**Entries shown**
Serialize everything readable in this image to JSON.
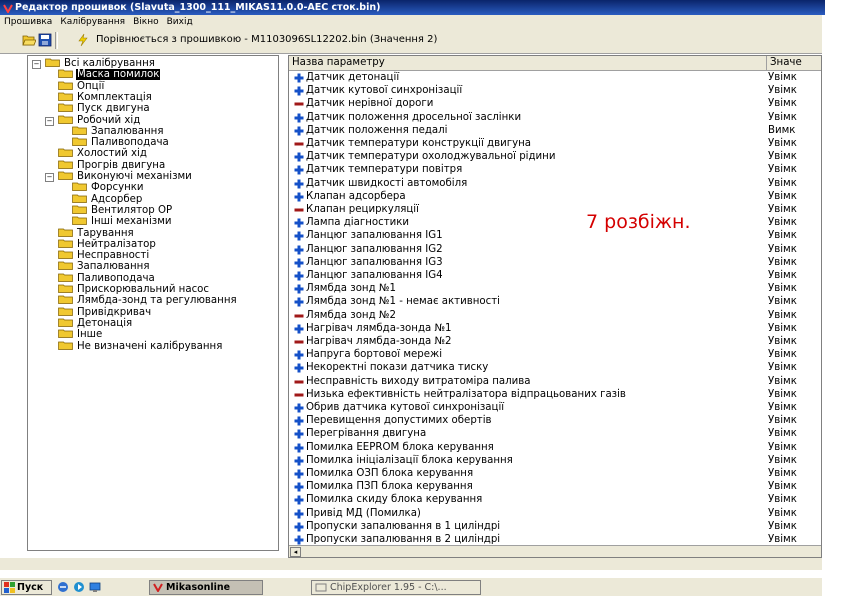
{
  "window": {
    "title": "Редактор прошивок (Slavuta_1300_111_MIKAS11.0.0-AEC сток.bin)"
  },
  "menu": [
    "Прошивка",
    "Калібрування",
    "Вікно",
    "Вихід"
  ],
  "toolbar": {
    "status": "Порівнюється з прошивкою - M1103096SL12202.bin (Значення 2)"
  },
  "tree": [
    {
      "label": "Всі калібрування",
      "level": 0,
      "exp": "-"
    },
    {
      "label": "Маска помилок",
      "level": 1,
      "selected": true
    },
    {
      "label": "Опції",
      "level": 1
    },
    {
      "label": "Комплектація",
      "level": 1
    },
    {
      "label": "Пуск двигуна",
      "level": 1
    },
    {
      "label": "Робочий хід",
      "level": 1,
      "exp": "-"
    },
    {
      "label": "Запалювання",
      "level": 2
    },
    {
      "label": "Паливоподача",
      "level": 2
    },
    {
      "label": "Холостий хід",
      "level": 1
    },
    {
      "label": "Прогрів двигуна",
      "level": 1
    },
    {
      "label": "Виконуючі механізми",
      "level": 1,
      "exp": "-"
    },
    {
      "label": "Форсунки",
      "level": 2
    },
    {
      "label": "Адсорбер",
      "level": 2
    },
    {
      "label": "Вентилятор ОР",
      "level": 2
    },
    {
      "label": "Інші механізми",
      "level": 2
    },
    {
      "label": "Тарування",
      "level": 1
    },
    {
      "label": "Нейтралізатор",
      "level": 1
    },
    {
      "label": "Несправності",
      "level": 1
    },
    {
      "label": "Запалювання",
      "level": 1
    },
    {
      "label": "Паливоподача",
      "level": 1
    },
    {
      "label": "Прискорювальний насос",
      "level": 1
    },
    {
      "label": "Лямбда-зонд та регулювання",
      "level": 1
    },
    {
      "label": "Привідкривач",
      "level": 1
    },
    {
      "label": "Детонація",
      "level": 1
    },
    {
      "label": "Інше",
      "level": 1
    },
    {
      "label": "Не визначені калібрування",
      "level": 1
    }
  ],
  "list": {
    "col_name": "Назва параметру",
    "col_value": "Значе",
    "rows": [
      {
        "name": "Датчик детонації",
        "sign": "plus",
        "value": "Увімк"
      },
      {
        "name": "Датчик кутової синхронізації",
        "sign": "plus",
        "value": "Увімк"
      },
      {
        "name": "Датчик нерівної дороги",
        "sign": "minus",
        "value": "Увімк"
      },
      {
        "name": "Датчик положення дросельної заслінки",
        "sign": "plus",
        "value": "Увімк"
      },
      {
        "name": "Датчик положення педалі",
        "sign": "plus",
        "value": "Вимк"
      },
      {
        "name": "Датчик температури конструкції двигуна",
        "sign": "minus",
        "value": "Увімк"
      },
      {
        "name": "Датчик температури охолоджувальної рідини",
        "sign": "plus",
        "value": "Увімк"
      },
      {
        "name": "Датчик температури повітря",
        "sign": "plus",
        "value": "Увімк"
      },
      {
        "name": "Датчик швидкості автомобіля",
        "sign": "plus",
        "value": "Увімк"
      },
      {
        "name": "Клапан адсорбера",
        "sign": "plus",
        "value": "Увімк"
      },
      {
        "name": "Клапан рециркуляції",
        "sign": "minus",
        "value": "Увімк"
      },
      {
        "name": "Лампа діагностики",
        "sign": "plus",
        "value": "Увімк"
      },
      {
        "name": "Ланцюг запалювання IG1",
        "sign": "plus",
        "value": "Увімк"
      },
      {
        "name": "Ланцюг запалювання IG2",
        "sign": "plus",
        "value": "Увімк"
      },
      {
        "name": "Ланцюг запалювання IG3",
        "sign": "plus",
        "value": "Увімк"
      },
      {
        "name": "Ланцюг запалювання IG4",
        "sign": "plus",
        "value": "Увімк"
      },
      {
        "name": "Лямбда зонд №1",
        "sign": "plus",
        "value": "Увімк"
      },
      {
        "name": "Лямбда зонд №1 - немає активності",
        "sign": "plus",
        "value": "Увімк"
      },
      {
        "name": "Лямбда зонд №2",
        "sign": "minus",
        "value": "Увімк"
      },
      {
        "name": "Нагрівач лямбда-зонда №1",
        "sign": "plus",
        "value": "Увімк"
      },
      {
        "name": "Нагрівач лямбда-зонда №2",
        "sign": "minus",
        "value": "Увімк"
      },
      {
        "name": "Напруга бортової мережі",
        "sign": "plus",
        "value": "Увімк"
      },
      {
        "name": "Некоректні покази датчика тиску",
        "sign": "plus",
        "value": "Увімк"
      },
      {
        "name": "Несправність виходу витратоміра палива",
        "sign": "minus",
        "value": "Увімк"
      },
      {
        "name": "Низька ефективність нейтралізатора відпрацьованих газів",
        "sign": "minus",
        "value": "Увімк"
      },
      {
        "name": "Обрив датчика кутової синхронізації",
        "sign": "plus",
        "value": "Увімк"
      },
      {
        "name": "Перевищення допустимих обертів",
        "sign": "plus",
        "value": "Увімк"
      },
      {
        "name": "Перегрівання двигуна",
        "sign": "plus",
        "value": "Увімк"
      },
      {
        "name": "Помилка EEPROM блока керування",
        "sign": "plus",
        "value": "Увімк"
      },
      {
        "name": "Помилка ініціалізації блока керування",
        "sign": "plus",
        "value": "Увімк"
      },
      {
        "name": "Помилка ОЗП блока керування",
        "sign": "plus",
        "value": "Увімк"
      },
      {
        "name": "Помилка ПЗП блока керування",
        "sign": "plus",
        "value": "Увімк"
      },
      {
        "name": "Помилка скиду блока керування",
        "sign": "plus",
        "value": "Увімк"
      },
      {
        "name": "Привід МД (Помилка)",
        "sign": "plus",
        "value": "Увімк"
      },
      {
        "name": "Пропуски запалювання в 1 циліндрі",
        "sign": "plus",
        "value": "Увімк"
      },
      {
        "name": "Пропуски запалювання в 2 циліндрі",
        "sign": "plus",
        "value": "Увімк"
      }
    ]
  },
  "annotation": "7  розбіжн.",
  "taskbar": {
    "start": "Пуск",
    "buttons": [
      "Mikasonline",
      "ChipExplorer  1.95 - C:\\..."
    ]
  },
  "colors": {
    "plus": "#1450c8",
    "minus": "#a01818",
    "folder": "#f0c830"
  }
}
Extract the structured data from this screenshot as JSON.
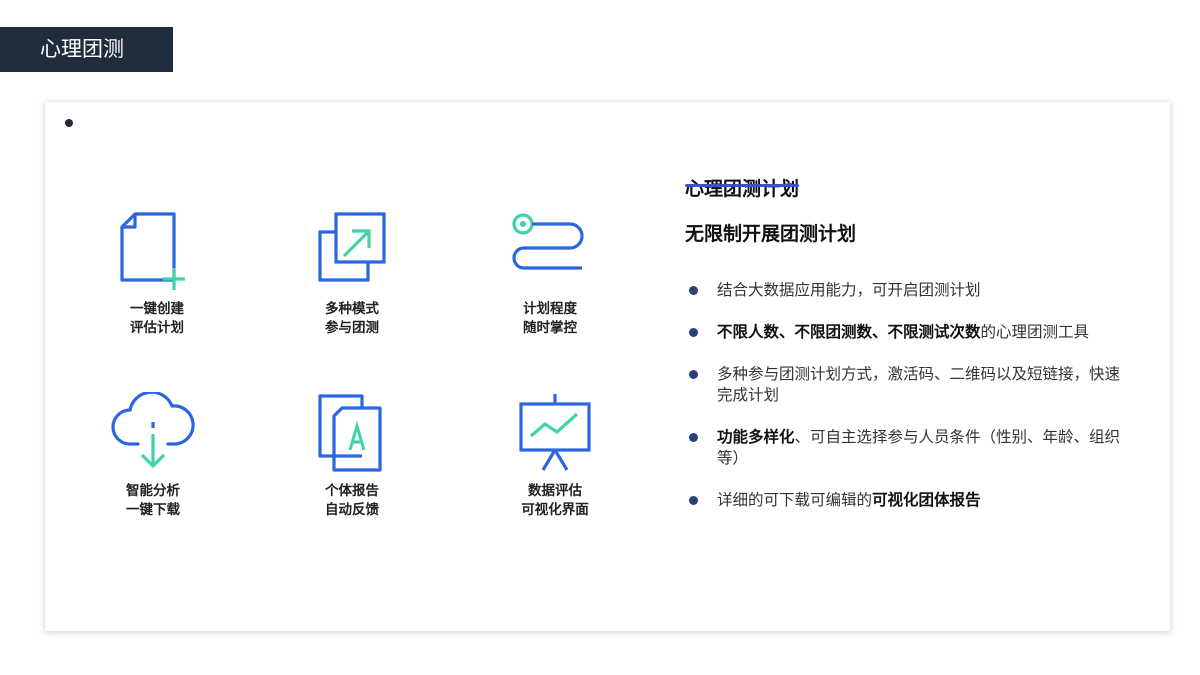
{
  "header": {
    "title": "心理团测"
  },
  "features": [
    {
      "icon": "new-document-icon",
      "line1": "一键创建",
      "line2": "评估计划"
    },
    {
      "icon": "export-copy-icon",
      "line1": "多种模式",
      "line2": "参与团测"
    },
    {
      "icon": "progress-path-icon",
      "line1": "计划程度",
      "line2": "随时掌控"
    },
    {
      "icon": "cloud-download-icon",
      "line1": "智能分析",
      "line2": "一键下载"
    },
    {
      "icon": "report-document-icon",
      "line1": "个体报告",
      "line2": "自动反馈"
    },
    {
      "icon": "chart-board-icon",
      "line1": "数据评估",
      "line2": "可视化界面"
    }
  ],
  "plan": {
    "title": "心理团测计划",
    "subtitle": "无限制开展团测计划",
    "bullets": [
      {
        "bold": "",
        "text": "结合大数据应用能力，可开启团测计划"
      },
      {
        "bold": "不限人数、不限团测数、不限测试次数",
        "text": "的心理团测工具"
      },
      {
        "bold": "",
        "text": "多种参与团测计划方式，激活码、二维码以及短链接，快速完成计划"
      },
      {
        "bold": "功能多样化",
        "text": "、可自主选择参与人员条件（性别、年龄、组织等）"
      },
      {
        "text_prefix": "详细的可下载可编辑的",
        "bold": "可视化团体报告"
      }
    ]
  },
  "colors": {
    "blue": "#2a66e0",
    "teal": "#3fd3a8",
    "tab": "#1f2d3d"
  }
}
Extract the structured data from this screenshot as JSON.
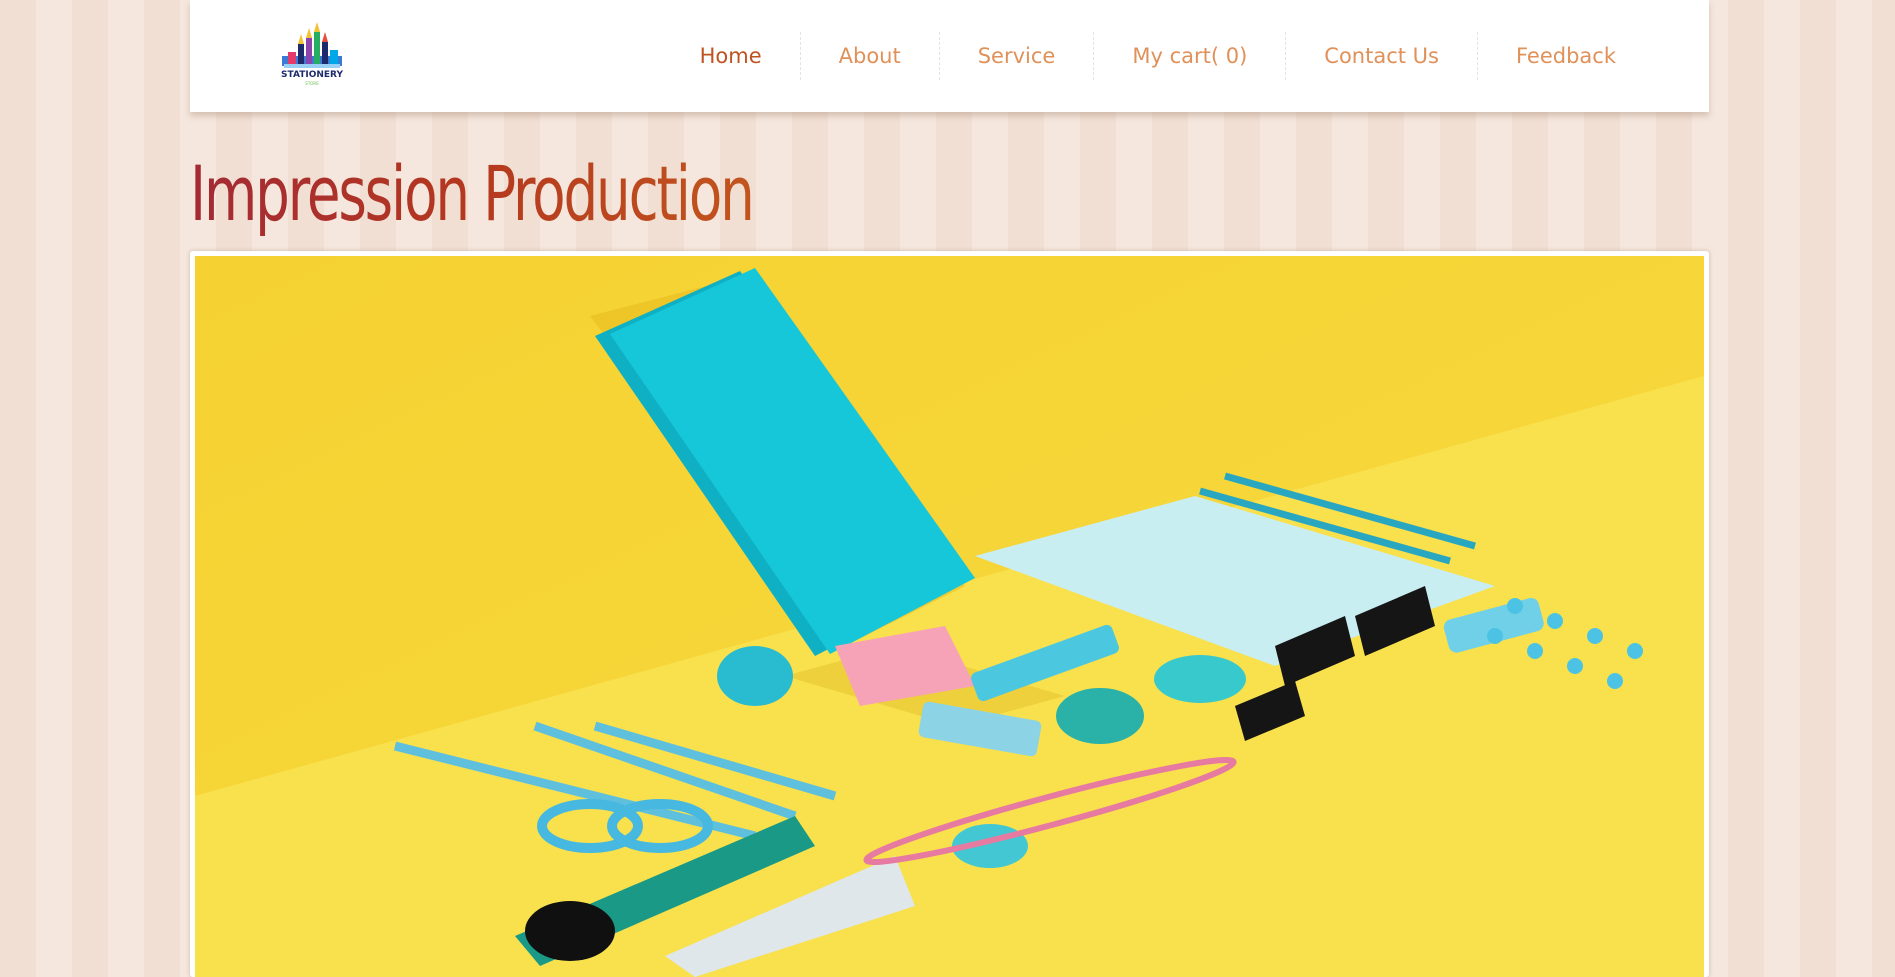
{
  "brand": {
    "logo_text": "STATIONERY",
    "logo_sub": "STORE"
  },
  "nav": {
    "items": [
      {
        "label": "Home",
        "active": true
      },
      {
        "label": "About",
        "active": false
      },
      {
        "label": "Service",
        "active": false
      },
      {
        "label": "My cart( 0)",
        "active": false
      },
      {
        "label": "Contact Us",
        "active": false
      },
      {
        "label": "Feedback",
        "active": false
      }
    ]
  },
  "page": {
    "title": "Impression Production"
  },
  "colors": {
    "nav_text": "#e0915a",
    "nav_active": "#c0531f",
    "title_start": "#a32a35",
    "title_end": "#c2551e",
    "banner_bg": "#f8d93e",
    "accent_teal": "#15c3d6"
  },
  "banner": {
    "icon": "stationery-flatlay-image"
  }
}
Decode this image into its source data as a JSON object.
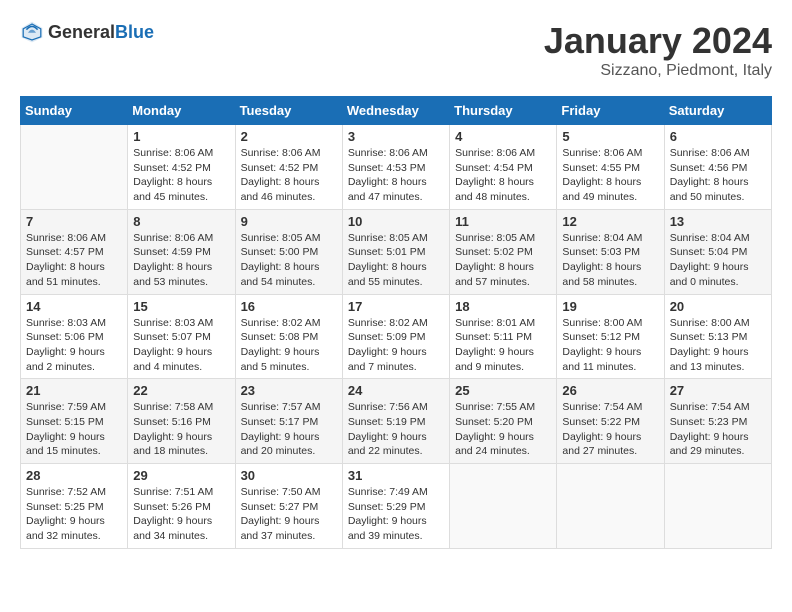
{
  "header": {
    "logo_general": "General",
    "logo_blue": "Blue",
    "title": "January 2024",
    "subtitle": "Sizzano, Piedmont, Italy"
  },
  "columns": [
    "Sunday",
    "Monday",
    "Tuesday",
    "Wednesday",
    "Thursday",
    "Friday",
    "Saturday"
  ],
  "weeks": [
    [
      {
        "day": "",
        "info": ""
      },
      {
        "day": "1",
        "info": "Sunrise: 8:06 AM\nSunset: 4:52 PM\nDaylight: 8 hours\nand 45 minutes."
      },
      {
        "day": "2",
        "info": "Sunrise: 8:06 AM\nSunset: 4:52 PM\nDaylight: 8 hours\nand 46 minutes."
      },
      {
        "day": "3",
        "info": "Sunrise: 8:06 AM\nSunset: 4:53 PM\nDaylight: 8 hours\nand 47 minutes."
      },
      {
        "day": "4",
        "info": "Sunrise: 8:06 AM\nSunset: 4:54 PM\nDaylight: 8 hours\nand 48 minutes."
      },
      {
        "day": "5",
        "info": "Sunrise: 8:06 AM\nSunset: 4:55 PM\nDaylight: 8 hours\nand 49 minutes."
      },
      {
        "day": "6",
        "info": "Sunrise: 8:06 AM\nSunset: 4:56 PM\nDaylight: 8 hours\nand 50 minutes."
      }
    ],
    [
      {
        "day": "7",
        "info": "Sunrise: 8:06 AM\nSunset: 4:57 PM\nDaylight: 8 hours\nand 51 minutes."
      },
      {
        "day": "8",
        "info": "Sunrise: 8:06 AM\nSunset: 4:59 PM\nDaylight: 8 hours\nand 53 minutes."
      },
      {
        "day": "9",
        "info": "Sunrise: 8:05 AM\nSunset: 5:00 PM\nDaylight: 8 hours\nand 54 minutes."
      },
      {
        "day": "10",
        "info": "Sunrise: 8:05 AM\nSunset: 5:01 PM\nDaylight: 8 hours\nand 55 minutes."
      },
      {
        "day": "11",
        "info": "Sunrise: 8:05 AM\nSunset: 5:02 PM\nDaylight: 8 hours\nand 57 minutes."
      },
      {
        "day": "12",
        "info": "Sunrise: 8:04 AM\nSunset: 5:03 PM\nDaylight: 8 hours\nand 58 minutes."
      },
      {
        "day": "13",
        "info": "Sunrise: 8:04 AM\nSunset: 5:04 PM\nDaylight: 9 hours\nand 0 minutes."
      }
    ],
    [
      {
        "day": "14",
        "info": "Sunrise: 8:03 AM\nSunset: 5:06 PM\nDaylight: 9 hours\nand 2 minutes."
      },
      {
        "day": "15",
        "info": "Sunrise: 8:03 AM\nSunset: 5:07 PM\nDaylight: 9 hours\nand 4 minutes."
      },
      {
        "day": "16",
        "info": "Sunrise: 8:02 AM\nSunset: 5:08 PM\nDaylight: 9 hours\nand 5 minutes."
      },
      {
        "day": "17",
        "info": "Sunrise: 8:02 AM\nSunset: 5:09 PM\nDaylight: 9 hours\nand 7 minutes."
      },
      {
        "day": "18",
        "info": "Sunrise: 8:01 AM\nSunset: 5:11 PM\nDaylight: 9 hours\nand 9 minutes."
      },
      {
        "day": "19",
        "info": "Sunrise: 8:00 AM\nSunset: 5:12 PM\nDaylight: 9 hours\nand 11 minutes."
      },
      {
        "day": "20",
        "info": "Sunrise: 8:00 AM\nSunset: 5:13 PM\nDaylight: 9 hours\nand 13 minutes."
      }
    ],
    [
      {
        "day": "21",
        "info": "Sunrise: 7:59 AM\nSunset: 5:15 PM\nDaylight: 9 hours\nand 15 minutes."
      },
      {
        "day": "22",
        "info": "Sunrise: 7:58 AM\nSunset: 5:16 PM\nDaylight: 9 hours\nand 18 minutes."
      },
      {
        "day": "23",
        "info": "Sunrise: 7:57 AM\nSunset: 5:17 PM\nDaylight: 9 hours\nand 20 minutes."
      },
      {
        "day": "24",
        "info": "Sunrise: 7:56 AM\nSunset: 5:19 PM\nDaylight: 9 hours\nand 22 minutes."
      },
      {
        "day": "25",
        "info": "Sunrise: 7:55 AM\nSunset: 5:20 PM\nDaylight: 9 hours\nand 24 minutes."
      },
      {
        "day": "26",
        "info": "Sunrise: 7:54 AM\nSunset: 5:22 PM\nDaylight: 9 hours\nand 27 minutes."
      },
      {
        "day": "27",
        "info": "Sunrise: 7:54 AM\nSunset: 5:23 PM\nDaylight: 9 hours\nand 29 minutes."
      }
    ],
    [
      {
        "day": "28",
        "info": "Sunrise: 7:52 AM\nSunset: 5:25 PM\nDaylight: 9 hours\nand 32 minutes."
      },
      {
        "day": "29",
        "info": "Sunrise: 7:51 AM\nSunset: 5:26 PM\nDaylight: 9 hours\nand 34 minutes."
      },
      {
        "day": "30",
        "info": "Sunrise: 7:50 AM\nSunset: 5:27 PM\nDaylight: 9 hours\nand 37 minutes."
      },
      {
        "day": "31",
        "info": "Sunrise: 7:49 AM\nSunset: 5:29 PM\nDaylight: 9 hours\nand 39 minutes."
      },
      {
        "day": "",
        "info": ""
      },
      {
        "day": "",
        "info": ""
      },
      {
        "day": "",
        "info": ""
      }
    ]
  ]
}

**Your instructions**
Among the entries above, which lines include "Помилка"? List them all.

**Answer area**
        "name": "Помилка EEPROM блока керування",
        "name": "Помилка ініціалізації блока керування",
        "name": "Помилка ОЗП блока керування",
        "name": "Помилка ПЗП блока керування",
        "name": "Помилка скиду блока керування",
        "name": "Привід МД (Помилка)",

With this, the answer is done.